__Extracted material__
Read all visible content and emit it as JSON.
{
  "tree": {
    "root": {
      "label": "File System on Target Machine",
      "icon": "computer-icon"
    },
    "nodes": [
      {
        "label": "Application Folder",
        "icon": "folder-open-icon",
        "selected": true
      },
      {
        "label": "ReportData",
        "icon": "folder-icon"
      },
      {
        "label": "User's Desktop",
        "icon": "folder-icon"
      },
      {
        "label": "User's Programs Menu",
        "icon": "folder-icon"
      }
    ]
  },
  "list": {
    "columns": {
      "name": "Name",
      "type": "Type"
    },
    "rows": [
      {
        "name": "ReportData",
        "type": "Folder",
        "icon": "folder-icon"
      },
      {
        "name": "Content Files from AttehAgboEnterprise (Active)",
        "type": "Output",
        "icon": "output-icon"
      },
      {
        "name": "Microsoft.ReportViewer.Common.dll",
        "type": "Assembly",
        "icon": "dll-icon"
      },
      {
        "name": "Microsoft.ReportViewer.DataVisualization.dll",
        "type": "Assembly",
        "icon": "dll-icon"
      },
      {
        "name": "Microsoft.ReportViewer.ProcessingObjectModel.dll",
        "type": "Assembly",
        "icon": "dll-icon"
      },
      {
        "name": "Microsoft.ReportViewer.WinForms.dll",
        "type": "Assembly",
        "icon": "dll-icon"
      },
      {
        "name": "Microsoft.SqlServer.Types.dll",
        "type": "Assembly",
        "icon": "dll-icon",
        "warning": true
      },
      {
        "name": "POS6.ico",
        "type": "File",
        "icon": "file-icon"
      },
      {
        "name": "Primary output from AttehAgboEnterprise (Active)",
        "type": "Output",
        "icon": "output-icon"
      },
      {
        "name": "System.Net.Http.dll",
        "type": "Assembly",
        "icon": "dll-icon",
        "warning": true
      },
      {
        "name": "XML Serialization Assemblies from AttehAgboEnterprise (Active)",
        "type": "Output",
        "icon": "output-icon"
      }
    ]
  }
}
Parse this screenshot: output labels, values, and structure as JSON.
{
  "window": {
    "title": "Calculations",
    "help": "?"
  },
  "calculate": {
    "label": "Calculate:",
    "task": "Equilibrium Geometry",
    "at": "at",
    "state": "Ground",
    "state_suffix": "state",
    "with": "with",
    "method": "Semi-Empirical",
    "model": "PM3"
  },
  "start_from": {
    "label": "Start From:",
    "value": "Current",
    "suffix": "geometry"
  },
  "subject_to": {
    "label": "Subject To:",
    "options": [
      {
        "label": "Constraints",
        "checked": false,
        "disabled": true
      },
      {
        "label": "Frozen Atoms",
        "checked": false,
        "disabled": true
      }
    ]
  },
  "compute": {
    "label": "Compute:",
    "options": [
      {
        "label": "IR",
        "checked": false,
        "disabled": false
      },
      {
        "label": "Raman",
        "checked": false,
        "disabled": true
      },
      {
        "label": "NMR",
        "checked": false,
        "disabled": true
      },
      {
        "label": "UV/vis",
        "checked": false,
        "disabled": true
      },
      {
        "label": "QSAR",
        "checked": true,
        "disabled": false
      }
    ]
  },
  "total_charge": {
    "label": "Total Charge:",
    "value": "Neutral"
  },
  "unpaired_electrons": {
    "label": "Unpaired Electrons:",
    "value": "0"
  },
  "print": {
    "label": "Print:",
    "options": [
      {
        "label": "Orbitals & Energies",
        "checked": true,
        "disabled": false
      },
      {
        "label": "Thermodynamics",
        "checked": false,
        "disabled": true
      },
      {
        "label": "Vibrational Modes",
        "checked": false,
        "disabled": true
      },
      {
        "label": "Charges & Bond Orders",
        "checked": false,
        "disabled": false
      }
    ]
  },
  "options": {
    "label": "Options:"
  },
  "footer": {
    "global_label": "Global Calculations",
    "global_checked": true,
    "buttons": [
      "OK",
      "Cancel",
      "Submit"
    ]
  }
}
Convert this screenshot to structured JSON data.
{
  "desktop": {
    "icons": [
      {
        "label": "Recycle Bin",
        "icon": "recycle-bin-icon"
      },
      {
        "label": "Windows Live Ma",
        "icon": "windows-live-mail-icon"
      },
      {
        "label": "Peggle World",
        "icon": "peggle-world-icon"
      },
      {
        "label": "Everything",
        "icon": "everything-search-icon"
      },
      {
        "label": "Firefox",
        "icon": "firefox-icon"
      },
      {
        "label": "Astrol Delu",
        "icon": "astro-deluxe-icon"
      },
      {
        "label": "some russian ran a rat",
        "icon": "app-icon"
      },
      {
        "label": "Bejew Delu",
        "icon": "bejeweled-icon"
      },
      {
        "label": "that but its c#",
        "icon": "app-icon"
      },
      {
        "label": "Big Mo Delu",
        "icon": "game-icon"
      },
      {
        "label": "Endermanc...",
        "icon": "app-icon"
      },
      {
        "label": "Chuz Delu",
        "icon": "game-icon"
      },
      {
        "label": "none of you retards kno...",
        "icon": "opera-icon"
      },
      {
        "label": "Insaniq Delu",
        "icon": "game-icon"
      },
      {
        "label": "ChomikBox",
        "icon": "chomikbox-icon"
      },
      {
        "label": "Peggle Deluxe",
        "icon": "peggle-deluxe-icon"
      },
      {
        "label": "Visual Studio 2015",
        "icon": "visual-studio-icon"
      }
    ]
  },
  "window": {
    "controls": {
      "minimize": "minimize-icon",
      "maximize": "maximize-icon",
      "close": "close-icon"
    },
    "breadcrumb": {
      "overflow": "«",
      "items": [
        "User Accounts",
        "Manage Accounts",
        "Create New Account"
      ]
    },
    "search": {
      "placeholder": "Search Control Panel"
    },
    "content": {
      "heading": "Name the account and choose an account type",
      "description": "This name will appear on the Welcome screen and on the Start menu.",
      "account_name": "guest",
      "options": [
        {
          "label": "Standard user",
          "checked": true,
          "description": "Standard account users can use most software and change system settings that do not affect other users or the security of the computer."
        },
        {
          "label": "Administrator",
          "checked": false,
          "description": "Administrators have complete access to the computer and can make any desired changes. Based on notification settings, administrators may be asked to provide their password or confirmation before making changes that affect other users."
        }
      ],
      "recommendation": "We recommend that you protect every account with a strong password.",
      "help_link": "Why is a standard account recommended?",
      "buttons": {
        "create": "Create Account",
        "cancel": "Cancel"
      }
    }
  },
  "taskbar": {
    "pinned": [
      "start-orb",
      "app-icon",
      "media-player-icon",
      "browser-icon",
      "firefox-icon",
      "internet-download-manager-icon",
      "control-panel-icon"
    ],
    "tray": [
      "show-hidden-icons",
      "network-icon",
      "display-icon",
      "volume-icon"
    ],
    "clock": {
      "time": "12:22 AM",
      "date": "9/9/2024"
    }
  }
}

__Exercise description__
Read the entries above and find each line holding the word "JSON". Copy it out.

__Output below__
Read all visible content and emit it as JSON.
Parse this screenshot: output labels, values, and structure as JSON.
Convert this screenshot to structured JSON data.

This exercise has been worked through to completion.